Croton River, Hurricane Irene, Westchester County, Westchester County Rafting, Rafting the Croton River, Croton River Rafting
Credit: Robert Sabo / NY Daily News / Getty Images

Around 8:45 pm, Geoff Haynes picked up his binoculars to check on Dooley, but he was gone. A moment later he heard over the police radio that Dooley was out of the trees. Croton Detective Sergeant John Nikitopoulos and his two-man dive team had been idling in their Zodiac by the shoreline downstream. When they heard the radio chatter, they hurried out into the river. Using powerful handheld searchlights, they got a visual on Dooley, who was moving downriver at about 1,000 yards in 30 seconds. He flapped his arms weakly to signal them. When they hauled him into the boat, Dooley curled up in the hull, "totally spent," Croton police lieutenant Russel Harper later said. Dooley, who’d spent close to three hours of his birthday struggling in the water, was shaking and almost unable to speak. He was admitted to the hospital with extreme exposure and hypothermia. He told police he wasn't sure whether he had lost consciousness or lost his grip. He had no idea how long he'd floated or how he made it without hitting any trees.

The day after the incident was bell-blue and sunny, and a rainbow arced over the Croton River where the rafters had put in, but elsewhere in town, a stormy backlash was brewing. Some townspeople were furious that the rafters had put so many res­cuers at risk simply to satisfy what one called "juvenile urgings." The comments sections of local news sites teemed with ugly remarks. "Score one for Darwin," somebody posted. Another cracked, "Good riddance. Minus one arrogant, reckless soul in the world."

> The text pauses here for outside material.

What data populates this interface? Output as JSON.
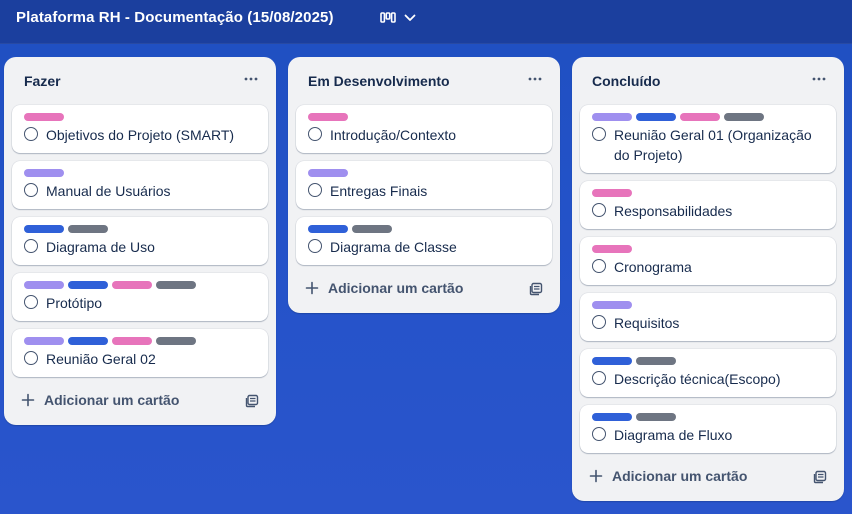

Not helping things were certain statements that survivor Michael Wolfert made to the press. "We were not novices," he told one reporter. And when asked whether they calculated the risks of rafting the swollen river, Wolfert replied, "It's a risk we assume." But the risks of their ride were hardly confined to the men in the raft. Three volunteer firemen and a rescue swimmer nearly drowned. Helicopters came and went in dangerous winds, hovering over a heavily treed gorge. Many in the town thought the rafters should have been billed for the rescue, estimated at more than $45,000; others urged criminal prosecution.

Engel's paddling buddies were left scratching their heads. "Peter was not reckless," insists lifelong friend Gary Maltz, an internist who’d paddled the Gauley with him. "When he went on a river, he usually knew every nook and cranny. He was very safety-conscious, very smart, very rational." But the crew had violated some of the cardinal rules of whitewater paddling. They had not done a full safety walk and had shot low-head dams that they might have portaged. Most significantly, they left no margin of error – for being stranded, caught in a strainer, snagged on a tree, or thrown overboard.

Maybe they failed to give a local, suburban river the respect they'd give rivers with bigger names, fiercer reputations. Croton detective Paul Camillieri thinks it was a case of hubris. "They thought they were going for a Sunday ride. That it'd be over quickly, they’d high-five each other and then go for beers. I don’t think they really took it seriously enough." Richard Charney, who'd paddled the Colorado and whose house is near where Ceglia was rescued, maintained that the big rivers Engel had done are "known quantities." Their features and hazards are studied and discussed by paddlers who'd done them. "But that experience would not apply to the Croton at that level," he says. "At that level, it is a completely unknown quantity."